Dr Reed Akley[edit | edit source]
The head of the original 'Thin Man' group, Dr Akley has invested his life's work into the Thin Man design for the new bomb. Akley kills himself after Charlie and Frank discover that the Thin Man plutonium design for the bomb won't work.
Occam[edit | edit source]
A man who always interrogates those suspected of spying or other treasonous offences. He is murdered by a Soviet spy.
Cole 'Iowa' Dunlavey[edit | edit source]
Private Dunlavey is on guard duty when Sid Liao tries to escape from Los Alamos after being accused of being a spy. Dunlavey shoots and kills Sid. He develops a romantic relationship with Callie, Frank and Liza's daughter. He is killed in action after he is sent to the front.
Dr Theodore Sinclair[edit | edit source]
An American physicist who is sidelined because he is black. He is desperate to come to work on the project and finally gets a chance in Season 2.
Elodie Lancefield[edit | edit source]
The French wife of a scientist on the Thin Man team. She works on the Los Alamos switchboard, where she meets Abby. She and Abby have a love affair. Abby betrays her and she is arrested and sent away at the end of Season 1.
Tom Lancefield[edit | edit source]
Elodie's husband who feels that Charlie has usurped him from Akley's favour.
Jeannie Fedowitz[edit | edit source]
Frits’ wife, Jeannie is an army girl. Initially she is a working girl who charges men for sex and this is how she meets Frits who begins to date her. When she discovers the terrible secret Jim has been keeping in Season 2, she is murdered by Nora, who is also a Soviet spy.
Col Emmett Darrow[edit | edit source]

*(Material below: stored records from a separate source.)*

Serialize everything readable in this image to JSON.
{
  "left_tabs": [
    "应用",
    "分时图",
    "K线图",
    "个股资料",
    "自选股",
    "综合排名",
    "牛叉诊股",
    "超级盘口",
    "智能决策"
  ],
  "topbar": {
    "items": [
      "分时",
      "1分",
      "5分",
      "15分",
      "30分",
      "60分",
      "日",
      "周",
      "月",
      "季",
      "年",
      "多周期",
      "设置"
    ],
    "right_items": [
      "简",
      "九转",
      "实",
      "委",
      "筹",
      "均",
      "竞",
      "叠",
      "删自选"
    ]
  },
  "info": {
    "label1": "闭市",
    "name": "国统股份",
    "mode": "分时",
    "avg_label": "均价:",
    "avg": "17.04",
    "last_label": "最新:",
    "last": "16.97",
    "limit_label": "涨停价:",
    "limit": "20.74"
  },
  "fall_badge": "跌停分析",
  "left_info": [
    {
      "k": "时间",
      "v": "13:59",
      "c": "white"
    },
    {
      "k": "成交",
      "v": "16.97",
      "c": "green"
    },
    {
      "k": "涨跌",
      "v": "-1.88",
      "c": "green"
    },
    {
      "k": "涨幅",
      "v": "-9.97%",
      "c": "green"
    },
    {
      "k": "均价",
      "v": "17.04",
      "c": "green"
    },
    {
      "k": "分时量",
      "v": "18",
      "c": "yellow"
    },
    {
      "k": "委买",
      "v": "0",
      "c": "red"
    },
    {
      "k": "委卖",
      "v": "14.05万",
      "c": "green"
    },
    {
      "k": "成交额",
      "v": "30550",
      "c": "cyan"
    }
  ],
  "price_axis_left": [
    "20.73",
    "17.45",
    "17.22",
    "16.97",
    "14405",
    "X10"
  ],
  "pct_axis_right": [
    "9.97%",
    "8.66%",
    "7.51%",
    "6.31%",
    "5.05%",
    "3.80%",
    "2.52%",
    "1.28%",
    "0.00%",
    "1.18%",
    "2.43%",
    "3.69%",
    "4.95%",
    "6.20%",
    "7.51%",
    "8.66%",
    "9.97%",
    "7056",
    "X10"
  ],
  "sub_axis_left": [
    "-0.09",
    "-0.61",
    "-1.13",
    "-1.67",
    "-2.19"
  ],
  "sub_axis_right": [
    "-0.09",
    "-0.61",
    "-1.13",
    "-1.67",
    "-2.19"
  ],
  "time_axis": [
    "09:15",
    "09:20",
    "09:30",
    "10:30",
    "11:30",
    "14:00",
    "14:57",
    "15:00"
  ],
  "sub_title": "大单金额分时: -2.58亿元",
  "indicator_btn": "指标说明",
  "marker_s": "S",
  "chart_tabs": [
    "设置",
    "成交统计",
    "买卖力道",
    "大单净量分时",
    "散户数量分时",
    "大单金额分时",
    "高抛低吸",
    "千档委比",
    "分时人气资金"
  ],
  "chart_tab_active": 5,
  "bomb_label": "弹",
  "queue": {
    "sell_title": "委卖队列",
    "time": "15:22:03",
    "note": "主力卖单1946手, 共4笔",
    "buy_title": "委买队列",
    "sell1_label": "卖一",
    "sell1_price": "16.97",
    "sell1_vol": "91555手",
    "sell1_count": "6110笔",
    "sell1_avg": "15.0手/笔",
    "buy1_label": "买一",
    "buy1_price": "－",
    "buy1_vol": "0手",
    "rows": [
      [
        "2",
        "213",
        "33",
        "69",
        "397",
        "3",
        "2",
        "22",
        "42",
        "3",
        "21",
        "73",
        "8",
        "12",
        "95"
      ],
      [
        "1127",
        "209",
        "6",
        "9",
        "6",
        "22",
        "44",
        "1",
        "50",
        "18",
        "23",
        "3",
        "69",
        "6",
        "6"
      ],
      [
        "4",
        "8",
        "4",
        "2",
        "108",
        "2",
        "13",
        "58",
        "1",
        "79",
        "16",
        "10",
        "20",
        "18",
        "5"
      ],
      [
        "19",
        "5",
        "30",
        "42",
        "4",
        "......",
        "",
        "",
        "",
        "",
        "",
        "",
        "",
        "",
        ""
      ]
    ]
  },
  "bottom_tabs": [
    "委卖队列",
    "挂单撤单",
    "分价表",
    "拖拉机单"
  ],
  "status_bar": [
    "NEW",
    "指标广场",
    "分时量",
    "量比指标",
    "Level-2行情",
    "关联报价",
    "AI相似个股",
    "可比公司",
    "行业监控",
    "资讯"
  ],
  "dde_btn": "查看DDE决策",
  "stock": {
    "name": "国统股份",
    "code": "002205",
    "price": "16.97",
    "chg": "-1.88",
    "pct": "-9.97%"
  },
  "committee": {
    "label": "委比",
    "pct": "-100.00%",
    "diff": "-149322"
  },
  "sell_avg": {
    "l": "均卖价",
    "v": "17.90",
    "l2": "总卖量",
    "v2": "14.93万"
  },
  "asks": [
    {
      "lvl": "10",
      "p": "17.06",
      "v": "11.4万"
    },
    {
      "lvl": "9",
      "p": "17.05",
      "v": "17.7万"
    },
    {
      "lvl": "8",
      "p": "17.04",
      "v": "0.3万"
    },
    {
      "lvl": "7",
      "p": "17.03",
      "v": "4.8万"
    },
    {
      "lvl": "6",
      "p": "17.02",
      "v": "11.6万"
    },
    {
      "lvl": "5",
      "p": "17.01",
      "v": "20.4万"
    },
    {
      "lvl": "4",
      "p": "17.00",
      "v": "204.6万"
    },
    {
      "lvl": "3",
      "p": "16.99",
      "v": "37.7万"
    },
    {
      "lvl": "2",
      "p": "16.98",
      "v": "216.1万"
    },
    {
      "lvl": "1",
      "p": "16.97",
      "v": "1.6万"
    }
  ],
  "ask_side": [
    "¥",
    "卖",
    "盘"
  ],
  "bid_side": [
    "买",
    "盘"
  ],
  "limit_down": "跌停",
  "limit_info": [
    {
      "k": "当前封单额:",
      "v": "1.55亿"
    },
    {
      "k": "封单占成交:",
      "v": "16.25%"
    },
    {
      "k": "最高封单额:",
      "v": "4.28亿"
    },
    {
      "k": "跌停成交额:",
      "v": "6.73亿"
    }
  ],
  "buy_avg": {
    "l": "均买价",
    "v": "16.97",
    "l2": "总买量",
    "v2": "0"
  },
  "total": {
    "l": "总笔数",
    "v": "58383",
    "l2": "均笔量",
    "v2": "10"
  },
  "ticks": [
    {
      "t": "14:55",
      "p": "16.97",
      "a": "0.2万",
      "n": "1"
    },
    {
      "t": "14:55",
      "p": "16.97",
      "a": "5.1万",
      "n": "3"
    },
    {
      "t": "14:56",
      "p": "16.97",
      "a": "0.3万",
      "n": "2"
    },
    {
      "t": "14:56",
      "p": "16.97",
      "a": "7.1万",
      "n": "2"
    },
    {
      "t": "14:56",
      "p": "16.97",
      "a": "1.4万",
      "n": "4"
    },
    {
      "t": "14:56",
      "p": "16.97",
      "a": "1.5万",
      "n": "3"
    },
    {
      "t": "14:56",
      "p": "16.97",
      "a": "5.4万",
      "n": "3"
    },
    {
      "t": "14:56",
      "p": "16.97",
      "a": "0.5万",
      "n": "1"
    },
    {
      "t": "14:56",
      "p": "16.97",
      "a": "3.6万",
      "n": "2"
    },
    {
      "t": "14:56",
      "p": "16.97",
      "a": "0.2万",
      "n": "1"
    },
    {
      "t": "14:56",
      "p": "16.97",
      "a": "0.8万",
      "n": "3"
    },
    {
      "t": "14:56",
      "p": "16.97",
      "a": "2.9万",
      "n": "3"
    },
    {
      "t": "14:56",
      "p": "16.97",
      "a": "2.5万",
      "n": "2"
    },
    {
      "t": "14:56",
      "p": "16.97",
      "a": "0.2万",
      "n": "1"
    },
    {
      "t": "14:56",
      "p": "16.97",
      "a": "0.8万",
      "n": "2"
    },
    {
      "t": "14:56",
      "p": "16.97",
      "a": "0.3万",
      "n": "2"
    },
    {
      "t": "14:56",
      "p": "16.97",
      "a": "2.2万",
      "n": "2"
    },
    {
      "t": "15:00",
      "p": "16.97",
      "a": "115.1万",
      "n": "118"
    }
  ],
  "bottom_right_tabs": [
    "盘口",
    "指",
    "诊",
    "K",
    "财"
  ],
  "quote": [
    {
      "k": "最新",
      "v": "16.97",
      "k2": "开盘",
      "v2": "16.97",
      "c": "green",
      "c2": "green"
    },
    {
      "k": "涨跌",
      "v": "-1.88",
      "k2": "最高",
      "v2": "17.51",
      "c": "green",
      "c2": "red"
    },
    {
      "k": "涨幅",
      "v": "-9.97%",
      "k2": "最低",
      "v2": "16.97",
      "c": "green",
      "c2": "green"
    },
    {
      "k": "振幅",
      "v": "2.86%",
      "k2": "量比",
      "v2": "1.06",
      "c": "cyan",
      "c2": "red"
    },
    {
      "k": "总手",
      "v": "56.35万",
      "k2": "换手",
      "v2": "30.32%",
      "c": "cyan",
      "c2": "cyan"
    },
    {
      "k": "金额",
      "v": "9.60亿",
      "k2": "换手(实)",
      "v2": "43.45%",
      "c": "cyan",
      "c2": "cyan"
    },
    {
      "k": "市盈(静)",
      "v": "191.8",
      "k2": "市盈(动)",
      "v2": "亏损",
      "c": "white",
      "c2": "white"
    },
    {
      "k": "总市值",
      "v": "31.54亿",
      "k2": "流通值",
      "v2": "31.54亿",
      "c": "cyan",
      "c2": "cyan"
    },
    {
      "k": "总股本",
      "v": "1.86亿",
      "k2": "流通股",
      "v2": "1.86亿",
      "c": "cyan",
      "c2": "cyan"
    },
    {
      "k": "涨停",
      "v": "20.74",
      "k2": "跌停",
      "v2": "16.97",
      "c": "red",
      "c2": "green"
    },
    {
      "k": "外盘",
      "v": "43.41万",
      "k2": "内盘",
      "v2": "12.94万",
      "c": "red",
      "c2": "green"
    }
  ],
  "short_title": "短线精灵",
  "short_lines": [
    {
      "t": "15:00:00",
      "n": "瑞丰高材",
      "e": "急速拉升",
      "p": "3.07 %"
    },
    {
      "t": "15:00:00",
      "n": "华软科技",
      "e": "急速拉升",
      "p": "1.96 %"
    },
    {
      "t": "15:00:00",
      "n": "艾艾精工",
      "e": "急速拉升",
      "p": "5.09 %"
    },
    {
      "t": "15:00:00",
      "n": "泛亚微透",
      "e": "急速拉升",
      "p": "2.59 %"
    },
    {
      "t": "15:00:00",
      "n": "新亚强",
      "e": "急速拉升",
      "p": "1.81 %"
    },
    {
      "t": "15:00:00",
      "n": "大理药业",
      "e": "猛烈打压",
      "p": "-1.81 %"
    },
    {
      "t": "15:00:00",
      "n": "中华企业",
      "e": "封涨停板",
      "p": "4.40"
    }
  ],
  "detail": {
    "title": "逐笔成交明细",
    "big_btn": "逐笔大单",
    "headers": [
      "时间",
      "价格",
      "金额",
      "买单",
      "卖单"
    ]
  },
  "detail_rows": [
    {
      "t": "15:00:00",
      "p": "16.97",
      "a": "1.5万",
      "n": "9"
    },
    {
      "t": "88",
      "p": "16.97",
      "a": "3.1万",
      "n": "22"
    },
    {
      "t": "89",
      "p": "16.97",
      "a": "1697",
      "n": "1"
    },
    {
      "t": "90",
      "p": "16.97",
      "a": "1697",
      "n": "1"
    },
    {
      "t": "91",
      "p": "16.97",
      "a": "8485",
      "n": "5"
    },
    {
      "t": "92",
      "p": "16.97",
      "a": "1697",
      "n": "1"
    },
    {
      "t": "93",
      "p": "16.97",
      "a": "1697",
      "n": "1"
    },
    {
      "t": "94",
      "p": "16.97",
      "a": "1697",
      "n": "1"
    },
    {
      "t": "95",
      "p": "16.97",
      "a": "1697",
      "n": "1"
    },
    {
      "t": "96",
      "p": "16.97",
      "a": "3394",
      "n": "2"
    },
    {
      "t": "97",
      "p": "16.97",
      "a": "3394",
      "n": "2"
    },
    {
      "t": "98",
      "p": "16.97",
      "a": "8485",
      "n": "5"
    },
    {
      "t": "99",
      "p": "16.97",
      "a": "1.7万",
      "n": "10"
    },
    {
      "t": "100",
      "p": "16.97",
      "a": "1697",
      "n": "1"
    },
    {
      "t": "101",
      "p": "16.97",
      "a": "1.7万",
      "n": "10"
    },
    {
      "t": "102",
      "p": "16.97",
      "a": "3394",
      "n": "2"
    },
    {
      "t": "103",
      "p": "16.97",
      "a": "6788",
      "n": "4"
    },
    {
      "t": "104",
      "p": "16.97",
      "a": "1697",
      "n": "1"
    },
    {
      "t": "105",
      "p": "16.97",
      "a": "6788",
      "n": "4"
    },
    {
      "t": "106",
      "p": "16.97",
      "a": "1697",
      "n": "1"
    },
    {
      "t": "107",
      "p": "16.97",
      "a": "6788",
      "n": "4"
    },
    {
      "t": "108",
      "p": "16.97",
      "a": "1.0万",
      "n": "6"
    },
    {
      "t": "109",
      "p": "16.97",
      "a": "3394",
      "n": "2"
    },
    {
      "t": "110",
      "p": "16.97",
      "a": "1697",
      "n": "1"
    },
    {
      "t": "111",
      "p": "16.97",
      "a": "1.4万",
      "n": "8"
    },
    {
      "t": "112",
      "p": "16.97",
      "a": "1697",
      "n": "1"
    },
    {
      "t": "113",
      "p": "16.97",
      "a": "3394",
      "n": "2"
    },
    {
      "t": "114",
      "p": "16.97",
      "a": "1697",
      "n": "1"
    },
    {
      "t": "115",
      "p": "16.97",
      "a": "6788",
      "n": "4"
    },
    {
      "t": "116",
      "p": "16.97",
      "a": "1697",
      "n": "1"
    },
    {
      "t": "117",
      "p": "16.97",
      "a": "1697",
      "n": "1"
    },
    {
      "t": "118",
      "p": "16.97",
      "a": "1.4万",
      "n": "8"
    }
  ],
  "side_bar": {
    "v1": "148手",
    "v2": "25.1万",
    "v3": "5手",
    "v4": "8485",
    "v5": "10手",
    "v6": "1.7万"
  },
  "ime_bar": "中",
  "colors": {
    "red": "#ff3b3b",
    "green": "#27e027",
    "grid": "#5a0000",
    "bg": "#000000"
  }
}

The new military leader of Los Alamos from Season 2. Darrow is a hard and inflexible man. He is also very religious and expects those who "sin" to pray for forgiveness with him. He records all conversations that people have with him in his office.
Nora[edit | edit source]
Another Soviet spy who arrives on the Hill after Occam is murdered. She strikes-up a relationship with Jim. She tries to murder a young boy who has been an eye-witness to Occam's murder, but Jim intercedes to prevent this. She murders Jeannie and tries to convince Jim that they should blow-up everyone at Los Alamos so that no one can ever make another bomb.
- Atomic Heritage Foundation (2014), "Manhattan: Episode 1 - You Always Hurt the Ones You Love." Available at: https://www.atomicheritage.org/article/manhattan-episode-one-you-always-hurt-ones-you-love.